> _TASK_
Pictures aside, repeat the whole listing word for word.

^^^^

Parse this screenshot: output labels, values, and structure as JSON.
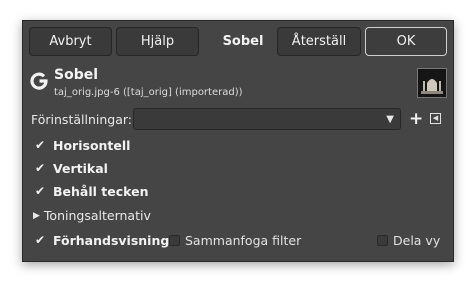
{
  "buttons": {
    "cancel": "Avbryt",
    "help": "Hjälp",
    "tool": "Sobel",
    "reset": "Återställ",
    "ok": "OK"
  },
  "header": {
    "icon": "gegl-g-icon",
    "title": "Sobel",
    "subtitle": "taj_orig.jpg-6 ([taj_orig] (importerad))"
  },
  "presets": {
    "label": "Förinställningar:",
    "value": ""
  },
  "options": {
    "horizontal": {
      "label": "Horisontell",
      "checked": true
    },
    "vertical": {
      "label": "Vertikal",
      "checked": true
    },
    "keep_sign": {
      "label": "Behåll tecken",
      "checked": true
    }
  },
  "blending": {
    "label": "Toningsalternativ"
  },
  "footer": {
    "preview": {
      "label": "Förhandsvisning",
      "checked": true
    },
    "merge": {
      "label": "Sammanfoga filter",
      "checked": false
    },
    "split": {
      "label": "Dela vy",
      "checked": false
    }
  }
}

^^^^

> _YOUR SOLUTION_
Parse this screenshot: output labels, values, and structure as JSON.
{
  "buttons": {
    "cancel": "Avbryt",
    "help": "Hjälp",
    "tool": "Sobel",
    "reset": "Återställ",
    "ok": "OK"
  },
  "header": {
    "icon": "gegl-g-icon",
    "title": "Sobel",
    "subtitle": "taj_orig.jpg-6 ([taj_orig] (importerad))"
  },
  "presets": {
    "label": "Förinställningar:",
    "value": ""
  },
  "options": {
    "horizontal": {
      "label": "Horisontell",
      "checked": true
    },
    "vertical": {
      "label": "Vertikal",
      "checked": true
    },
    "keep_sign": {
      "label": "Behåll tecken",
      "checked": true
    }
  },
  "blending": {
    "label": "Toningsalternativ"
  },
  "footer": {
    "preview": {
      "label": "Förhandsvisning",
      "checked": true
    },
    "merge": {
      "label": "Sammanfoga filter",
      "checked": false
    },
    "split": {
      "label": "Dela vy",
      "checked": false
    }
  }
}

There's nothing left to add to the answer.